[Opening Records shown section]

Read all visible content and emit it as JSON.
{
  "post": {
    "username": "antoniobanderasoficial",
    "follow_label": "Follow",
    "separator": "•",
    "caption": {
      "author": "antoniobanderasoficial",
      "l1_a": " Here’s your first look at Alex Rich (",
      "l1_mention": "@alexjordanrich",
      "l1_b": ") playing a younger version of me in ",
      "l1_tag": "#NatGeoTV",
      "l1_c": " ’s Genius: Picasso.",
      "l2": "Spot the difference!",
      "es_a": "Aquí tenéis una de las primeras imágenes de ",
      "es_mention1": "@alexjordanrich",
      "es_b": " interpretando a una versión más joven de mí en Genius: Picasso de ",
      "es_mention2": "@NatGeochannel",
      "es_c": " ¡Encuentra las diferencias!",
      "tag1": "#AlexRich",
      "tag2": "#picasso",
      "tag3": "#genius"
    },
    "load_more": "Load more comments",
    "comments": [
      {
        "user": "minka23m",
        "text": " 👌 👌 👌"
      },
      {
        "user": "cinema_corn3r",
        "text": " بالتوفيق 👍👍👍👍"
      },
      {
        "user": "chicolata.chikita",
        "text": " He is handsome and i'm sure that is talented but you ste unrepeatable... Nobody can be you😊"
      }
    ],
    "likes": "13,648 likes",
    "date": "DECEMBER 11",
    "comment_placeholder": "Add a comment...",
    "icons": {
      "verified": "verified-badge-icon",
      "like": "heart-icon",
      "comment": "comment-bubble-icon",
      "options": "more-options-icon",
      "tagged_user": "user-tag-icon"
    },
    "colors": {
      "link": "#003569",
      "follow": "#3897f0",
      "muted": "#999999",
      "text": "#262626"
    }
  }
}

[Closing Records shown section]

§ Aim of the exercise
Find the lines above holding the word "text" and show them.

§ Solution for this task
        "text": " 👌 👌 👌"
        "text": " بالتوفيق 👍👍👍👍"
        "text": " He is handsome and i'm sure that is talented but you ste unrepeatable... Nobody can be you😊"
      "text": "#262626"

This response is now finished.